### Work request
Without changing a character, return the entries, but not the images they hold.
***
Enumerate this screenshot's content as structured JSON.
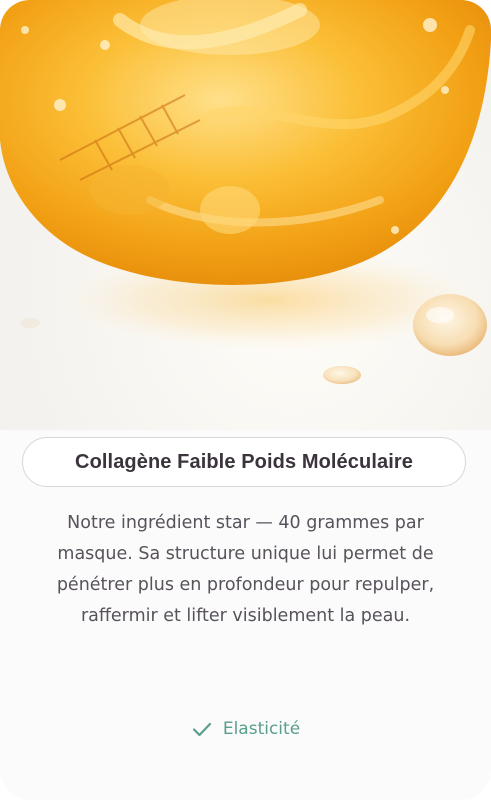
{
  "card": {
    "image": {
      "subject": "golden-collagen-gel-sphere",
      "icon": "collagen-gel-image"
    },
    "title": "Collagène Faible Poids Moléculaire",
    "description": "Notre ingrédient star — 40 grammes par masque. Sa structure unique lui permet de pénétrer plus en profondeur pour repulper, raffermir et lifter visiblement la peau.",
    "benefit": {
      "icon": "check-icon",
      "label": "Elasticité"
    }
  },
  "colors": {
    "title_text": "#3b343c",
    "body_text": "#58525b",
    "accent_green": "#5a9e8d",
    "pill_border": "#d9d6db",
    "gel_gold": "#f4a51c"
  }
}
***
### The completed task
Enumerate this screenshot's content as structured JSON.
{
  "card": {
    "image": {
      "subject": "golden-collagen-gel-sphere",
      "icon": "collagen-gel-image"
    },
    "title": "Collagène Faible Poids Moléculaire",
    "description": "Notre ingrédient star — 40 grammes par masque. Sa structure unique lui permet de pénétrer plus en profondeur pour repulper, raffermir et lifter visiblement la peau.",
    "benefit": {
      "icon": "check-icon",
      "label": "Elasticité"
    }
  },
  "colors": {
    "title_text": "#3b343c",
    "body_text": "#58525b",
    "accent_green": "#5a9e8d",
    "pill_border": "#d9d6db",
    "gel_gold": "#f4a51c"
  }
}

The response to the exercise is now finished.